## INSTRUCTIONS TO FOLLOW
Where a line in the material beneath contains "true", count it. Give the number only.

===== AVAILABLE DATA

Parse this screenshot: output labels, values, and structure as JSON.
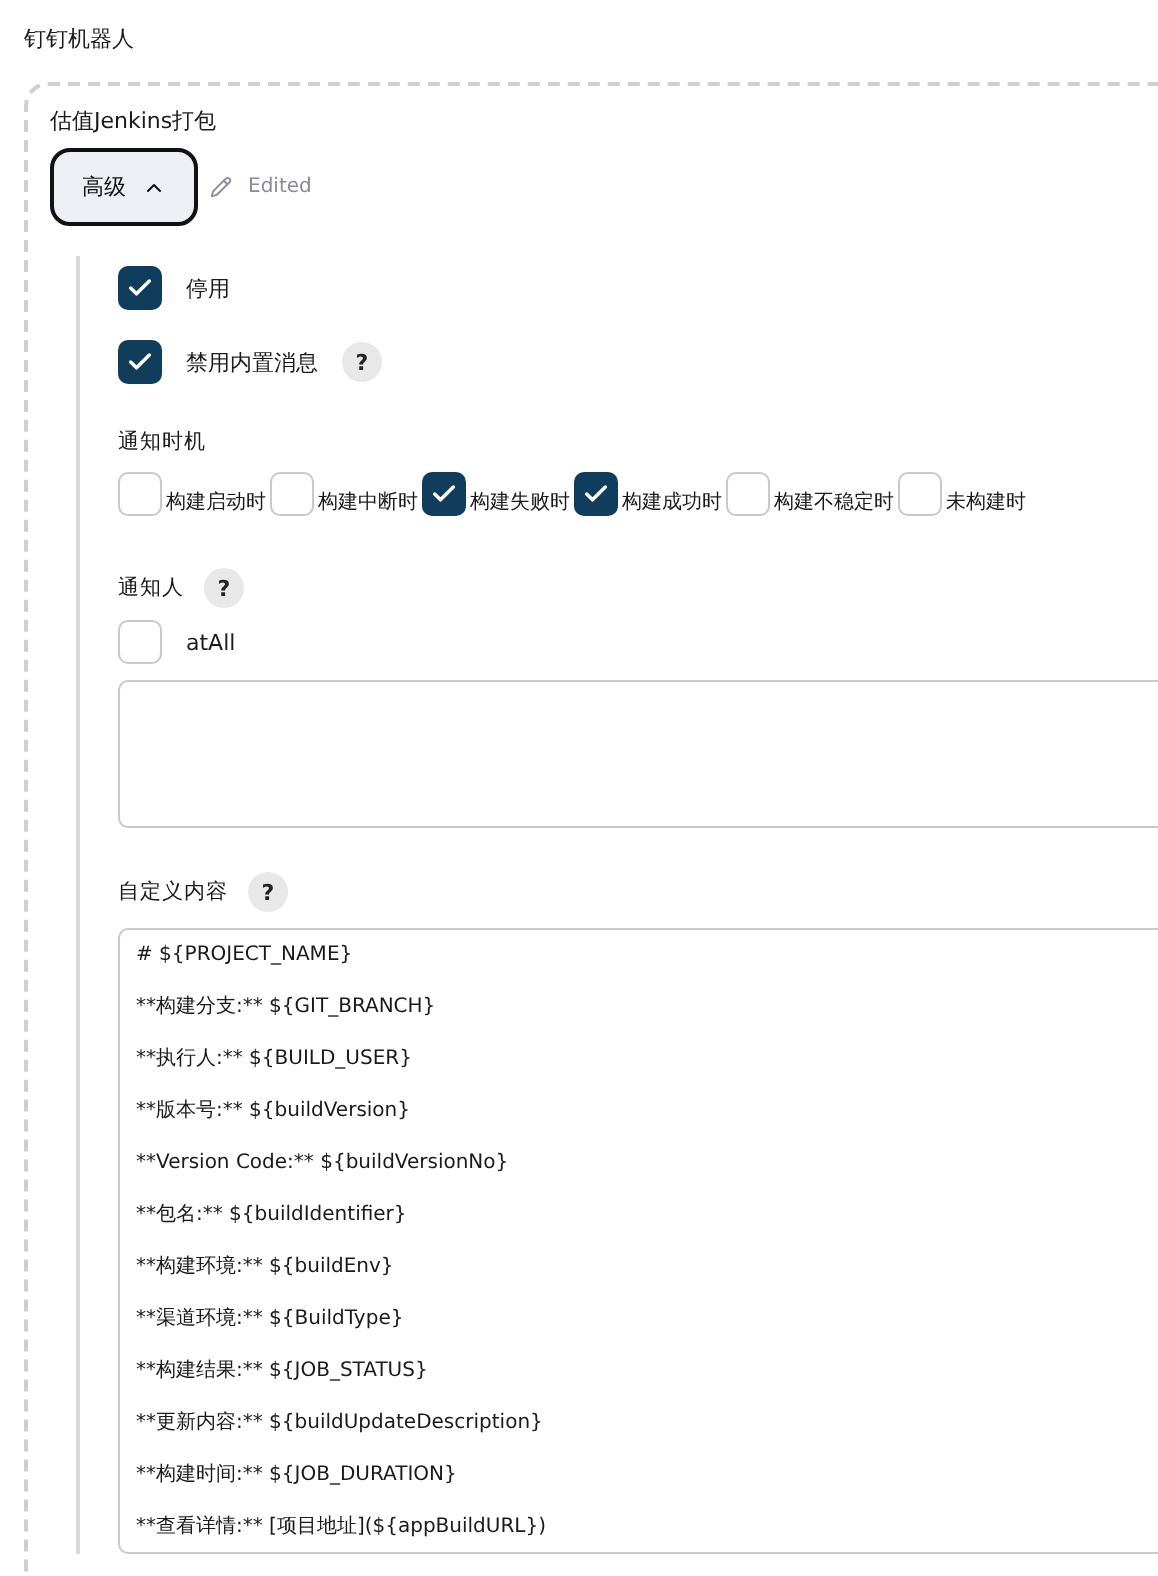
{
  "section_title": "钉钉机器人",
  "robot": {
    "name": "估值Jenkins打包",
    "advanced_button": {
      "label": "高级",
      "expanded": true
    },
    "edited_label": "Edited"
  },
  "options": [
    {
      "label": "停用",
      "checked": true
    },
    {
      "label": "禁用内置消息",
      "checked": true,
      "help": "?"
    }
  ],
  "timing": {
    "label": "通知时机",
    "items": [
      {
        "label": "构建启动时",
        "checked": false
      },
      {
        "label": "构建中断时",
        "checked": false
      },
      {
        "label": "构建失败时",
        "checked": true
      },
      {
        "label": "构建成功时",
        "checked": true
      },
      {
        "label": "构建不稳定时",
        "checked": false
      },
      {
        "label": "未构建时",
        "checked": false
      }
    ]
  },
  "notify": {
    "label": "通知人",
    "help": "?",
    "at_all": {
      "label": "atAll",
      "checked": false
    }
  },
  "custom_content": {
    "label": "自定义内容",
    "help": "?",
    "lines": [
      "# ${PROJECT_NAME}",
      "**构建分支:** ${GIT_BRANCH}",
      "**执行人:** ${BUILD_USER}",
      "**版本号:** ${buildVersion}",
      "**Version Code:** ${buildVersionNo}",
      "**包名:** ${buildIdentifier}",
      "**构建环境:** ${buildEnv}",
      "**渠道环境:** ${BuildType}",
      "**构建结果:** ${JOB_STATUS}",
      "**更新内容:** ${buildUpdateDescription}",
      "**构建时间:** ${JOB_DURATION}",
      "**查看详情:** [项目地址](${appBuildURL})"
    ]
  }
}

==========
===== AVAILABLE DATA

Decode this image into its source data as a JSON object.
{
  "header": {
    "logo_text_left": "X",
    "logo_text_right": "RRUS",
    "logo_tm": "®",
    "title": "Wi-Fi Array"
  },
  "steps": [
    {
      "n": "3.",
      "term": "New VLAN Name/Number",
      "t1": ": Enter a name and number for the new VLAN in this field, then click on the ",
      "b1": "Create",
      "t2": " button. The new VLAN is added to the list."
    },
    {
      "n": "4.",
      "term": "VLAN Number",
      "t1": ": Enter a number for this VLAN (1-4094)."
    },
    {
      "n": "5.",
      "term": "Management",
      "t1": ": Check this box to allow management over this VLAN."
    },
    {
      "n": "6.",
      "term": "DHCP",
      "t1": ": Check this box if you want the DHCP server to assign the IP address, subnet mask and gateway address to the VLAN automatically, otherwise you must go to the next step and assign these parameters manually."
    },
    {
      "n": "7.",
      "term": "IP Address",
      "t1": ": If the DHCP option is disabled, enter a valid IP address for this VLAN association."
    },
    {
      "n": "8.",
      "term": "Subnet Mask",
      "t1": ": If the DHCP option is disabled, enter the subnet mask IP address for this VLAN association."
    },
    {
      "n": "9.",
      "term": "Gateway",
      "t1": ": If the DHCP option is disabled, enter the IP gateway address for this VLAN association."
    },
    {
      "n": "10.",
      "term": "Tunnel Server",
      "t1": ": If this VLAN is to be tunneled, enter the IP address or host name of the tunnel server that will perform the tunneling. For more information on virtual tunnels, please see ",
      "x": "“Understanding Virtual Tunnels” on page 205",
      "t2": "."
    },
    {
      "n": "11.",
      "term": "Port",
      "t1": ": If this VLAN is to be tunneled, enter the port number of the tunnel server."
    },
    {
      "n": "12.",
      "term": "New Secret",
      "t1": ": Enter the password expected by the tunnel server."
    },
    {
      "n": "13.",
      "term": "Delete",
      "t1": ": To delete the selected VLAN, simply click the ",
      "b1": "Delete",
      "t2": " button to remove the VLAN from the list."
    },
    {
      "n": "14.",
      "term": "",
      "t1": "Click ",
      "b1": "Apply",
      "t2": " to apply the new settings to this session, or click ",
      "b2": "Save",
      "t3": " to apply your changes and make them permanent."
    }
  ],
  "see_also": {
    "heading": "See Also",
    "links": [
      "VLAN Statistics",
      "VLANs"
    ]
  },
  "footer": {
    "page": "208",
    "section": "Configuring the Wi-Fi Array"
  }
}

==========
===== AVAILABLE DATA

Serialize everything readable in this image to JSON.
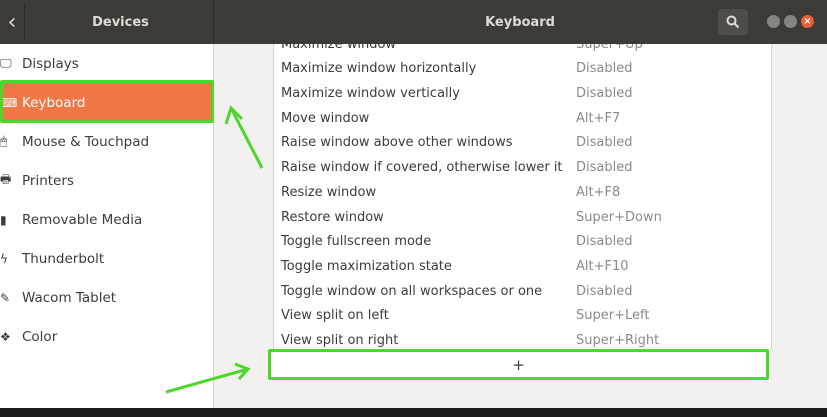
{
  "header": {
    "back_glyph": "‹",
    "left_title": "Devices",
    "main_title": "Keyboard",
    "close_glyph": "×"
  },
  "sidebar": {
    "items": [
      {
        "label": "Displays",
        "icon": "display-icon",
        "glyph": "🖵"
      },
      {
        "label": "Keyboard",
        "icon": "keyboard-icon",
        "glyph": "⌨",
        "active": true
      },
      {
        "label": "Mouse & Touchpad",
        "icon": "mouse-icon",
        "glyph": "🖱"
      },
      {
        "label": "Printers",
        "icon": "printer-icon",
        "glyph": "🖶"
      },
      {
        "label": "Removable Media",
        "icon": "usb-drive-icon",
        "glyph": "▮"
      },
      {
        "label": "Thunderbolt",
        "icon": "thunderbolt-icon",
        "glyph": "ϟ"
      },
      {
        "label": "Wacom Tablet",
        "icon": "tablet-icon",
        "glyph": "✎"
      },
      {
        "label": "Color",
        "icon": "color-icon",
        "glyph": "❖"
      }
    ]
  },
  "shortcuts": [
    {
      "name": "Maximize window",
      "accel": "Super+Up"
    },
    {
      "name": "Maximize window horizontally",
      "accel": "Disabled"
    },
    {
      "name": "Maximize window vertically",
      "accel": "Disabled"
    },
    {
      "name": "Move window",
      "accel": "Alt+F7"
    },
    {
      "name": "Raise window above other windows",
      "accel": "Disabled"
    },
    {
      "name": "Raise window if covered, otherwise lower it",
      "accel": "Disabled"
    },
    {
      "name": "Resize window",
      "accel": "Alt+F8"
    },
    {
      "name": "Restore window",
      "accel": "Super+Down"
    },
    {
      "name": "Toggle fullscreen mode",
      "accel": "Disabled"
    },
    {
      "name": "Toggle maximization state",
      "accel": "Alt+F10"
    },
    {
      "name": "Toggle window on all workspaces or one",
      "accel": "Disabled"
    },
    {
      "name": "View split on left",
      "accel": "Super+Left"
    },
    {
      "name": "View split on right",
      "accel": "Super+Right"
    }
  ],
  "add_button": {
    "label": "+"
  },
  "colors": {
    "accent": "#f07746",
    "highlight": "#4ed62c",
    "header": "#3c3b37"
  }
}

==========

## RESULT OF THE EXERCISE
6